I was more than a little disturbed when through my mental fog it appeared to me she hadn’t been asking about my job status but my writing and publication record. (That it took me so long to pick up on her meaning is an index of my state). My last trade publication was March End Prill (Book*Hug, 2011), a long poem that, itself, had been composed almost a decade before it appeared in print.

Lately, I’ve taken to joking I have the creative metabolism of a pop star:  about twelve poems a year, which, were I pop singer, would be enough for a new album. Given that many poetry presses prefer manuscripts of over eighty pages or so, that pace of production would ideally result in a new book every seven years or so. Were it only so simple.

Even for someone with three trade editions under his belt, every new manuscript is a new challenge to get published. Indeed, the last two collections I’ve collated have failed to find a publisher. On the one hand, I’m no networker. On another, the work has always been against the grain. Tellingly, the last editor to turn down my latest manuscript did so on the basis of an understanding of its poetics the opposite of my own.

Moreover, I eschew a practice increasingly common, to compose “a book”. Often a poet will pick up and follow the thread of a theme or as often crank a generative device.
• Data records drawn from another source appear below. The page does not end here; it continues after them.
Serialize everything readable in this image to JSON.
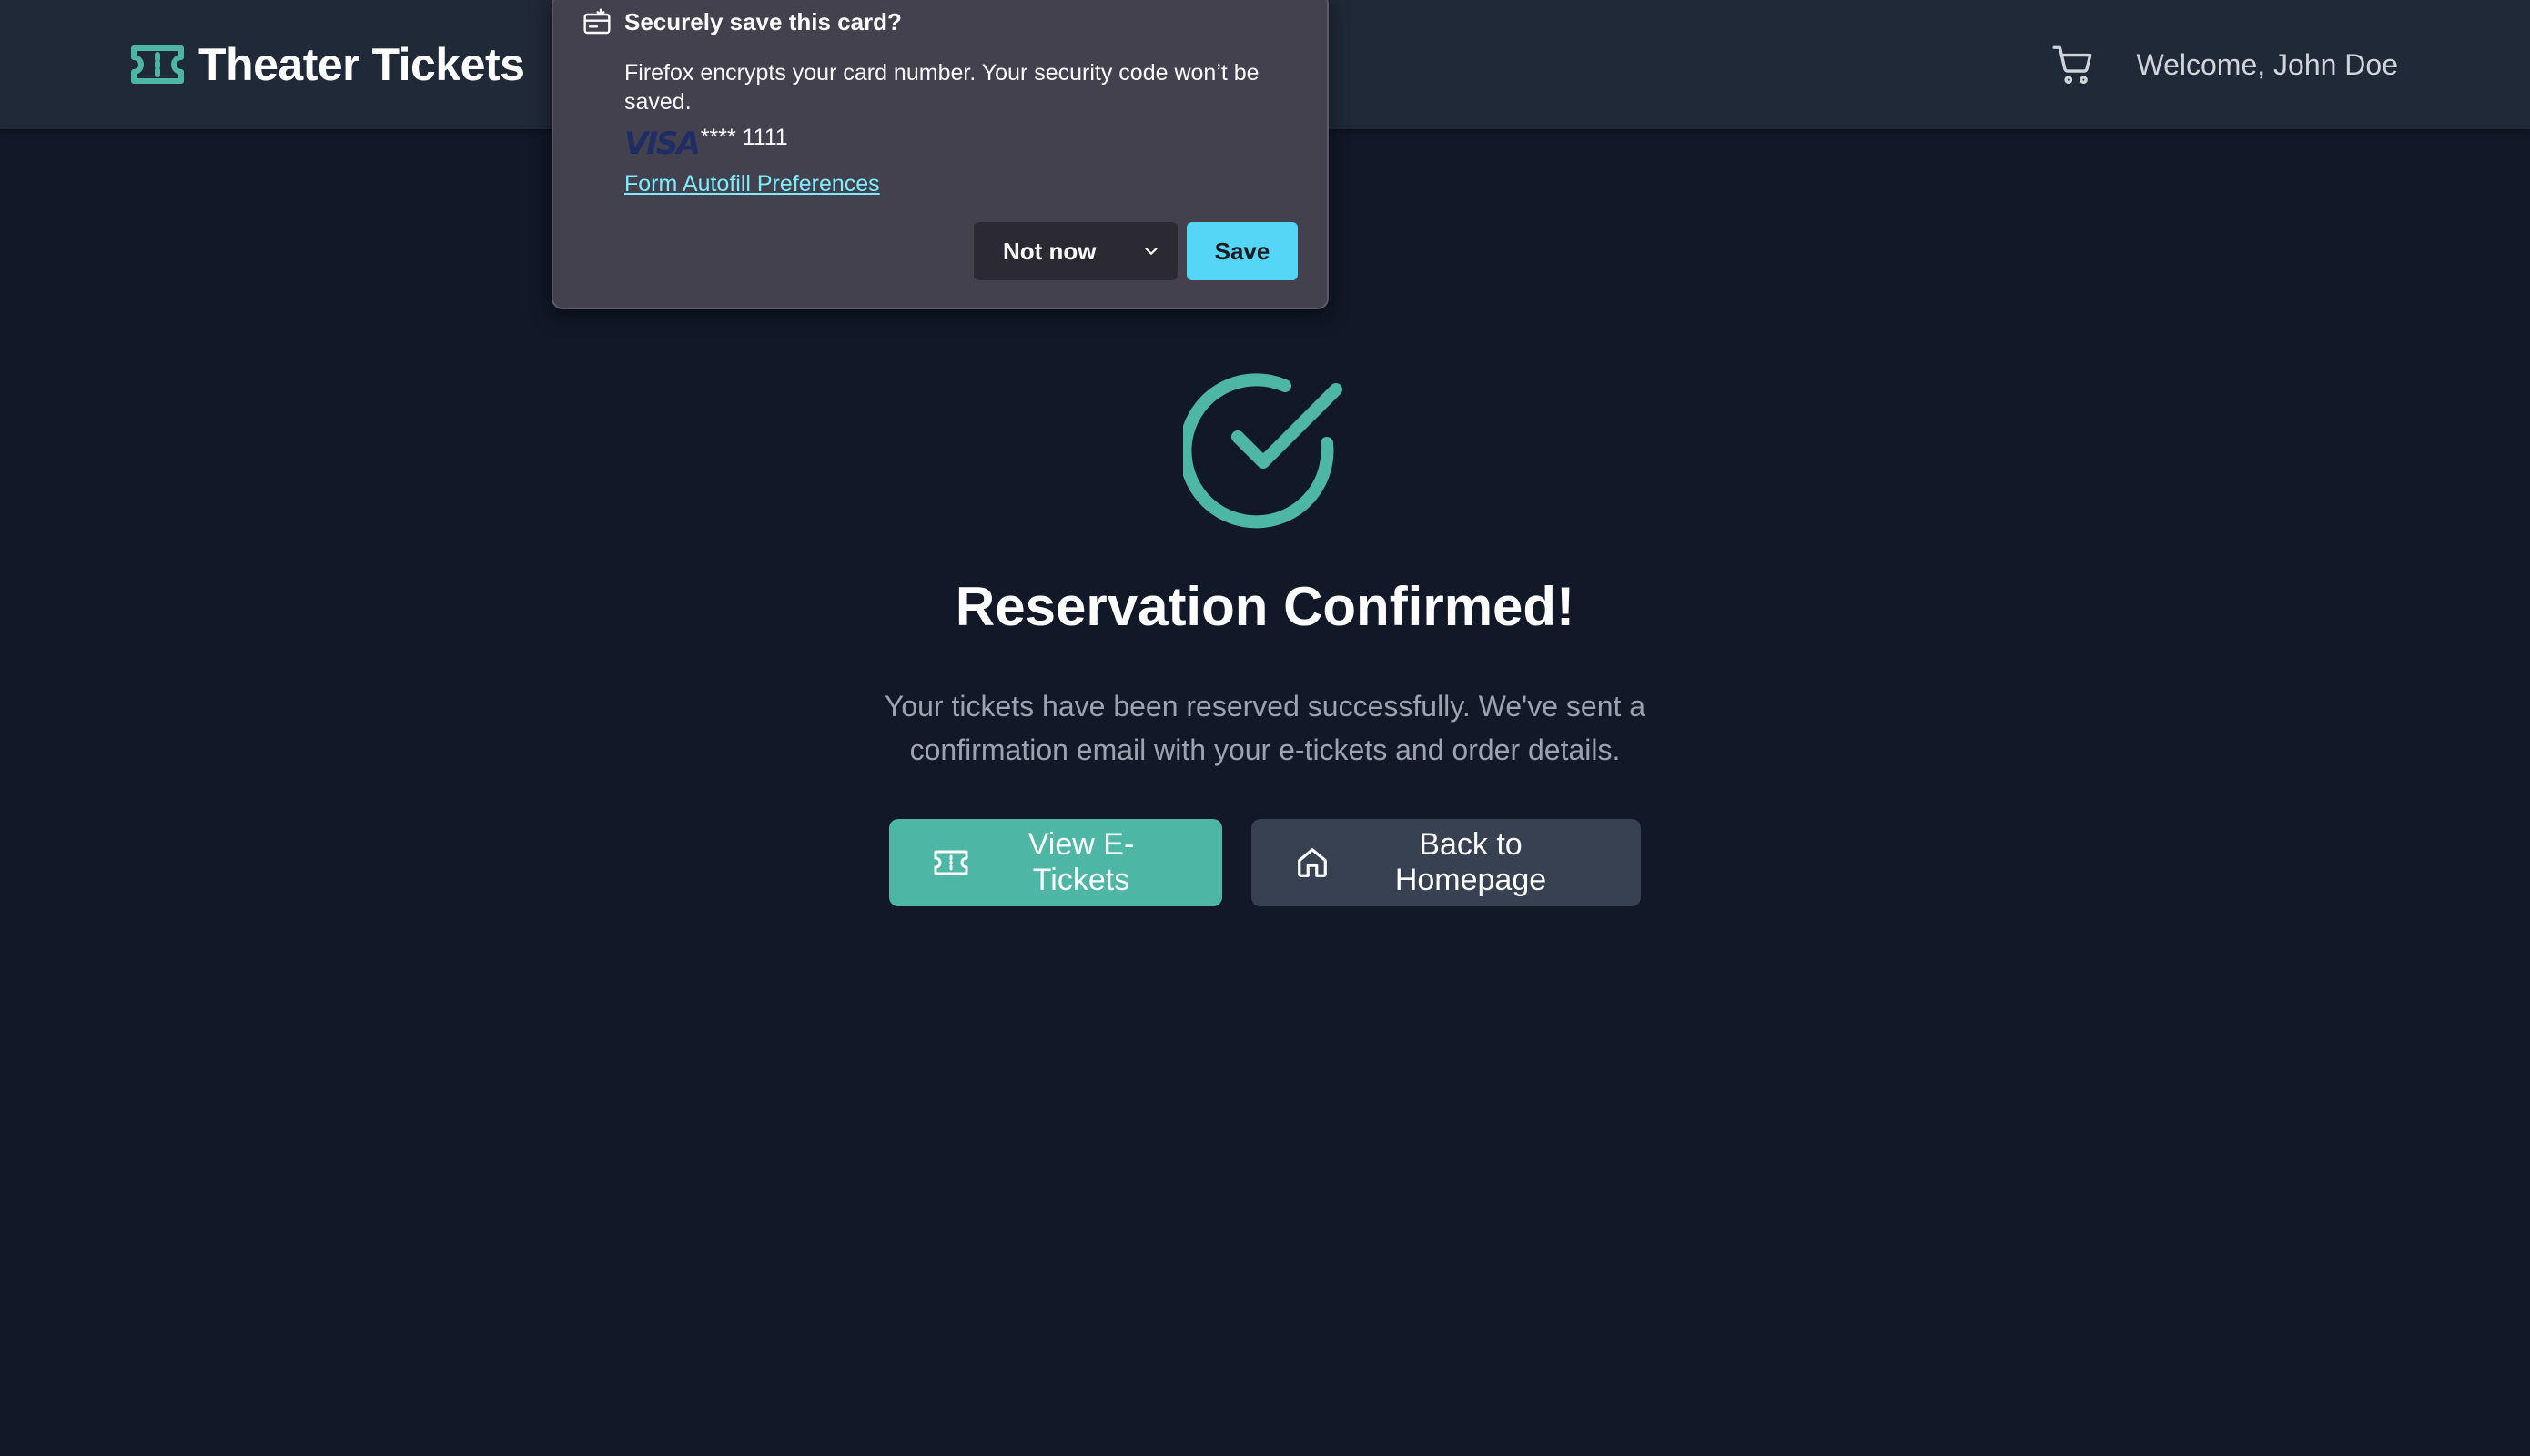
{
  "header": {
    "brand_title": "Theater Tickets",
    "welcome_text": "Welcome, John Doe",
    "brand_icon": "ticket-icon",
    "cart_icon": "cart-icon"
  },
  "main": {
    "status_icon": "check-circle-icon",
    "title": "Reservation Confirmed!",
    "description": "Your tickets have been reserved successfully. We've sent a confirmation email with your e-tickets and order details.",
    "view_tickets_label": "View E-Tickets",
    "back_home_label": "Back to Homepage"
  },
  "popup": {
    "title": "Securely save this card?",
    "message": "Firefox encrypts your card number. Your security code won’t be saved.",
    "card_brand": "VISA",
    "card_number": "**** 1111",
    "preferences_link": "Form Autofill Preferences",
    "not_now_label": "Not now",
    "save_label": "Save"
  },
  "colors": {
    "accent": "#4db6a5",
    "background": "#111827",
    "header_bg": "#1f2937",
    "secondary_button": "#374151",
    "popup_bg": "#42414d",
    "popup_save": "#56d6f6",
    "link": "#80ebff"
  }
}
Sometimes such efforts are successful, and I can appreciate the urge and sentiment that goes into this approach, when it’s not the result of the pressures of reigning expectations. However, as my earliest mentor once quipped concerning the composition of a collection:  “A book is a box.”

Which brings me to the title of this post. Apology for Absence is the title of John Newlove’s a for aselected poems (Porcupine’s Quill, 1993), a famously laconic poet, known, among other things, for his diminishing productivity over the years. But Newlove holds a more profound importance for me, personally. As I write in a poem from Ladonian Magnitudes:

Because John Newlove the Regina Public Library’s writer-in-residence gave me his Fatman and reading it in the shade on the white picnic table on the patio in our backyard thought “I can do that!” and wrote my first three poems

I like to think that happened when I was fourteen, but a little research proves I must have been a year or two older. At any rate, however much I admire and envy the productivity of a  D. H. Lawrence or Thomas Bernhard, I seem to have followed Newlove’s example in this regard. (It’s a long story). Poetically, there are worse models.

No, I haven’t retired. Nor am I absent, MIA. I’m hard at work, at my own work, going my own direction at my own pace, trusting some will be intrigued if not charmed enough to tarry along.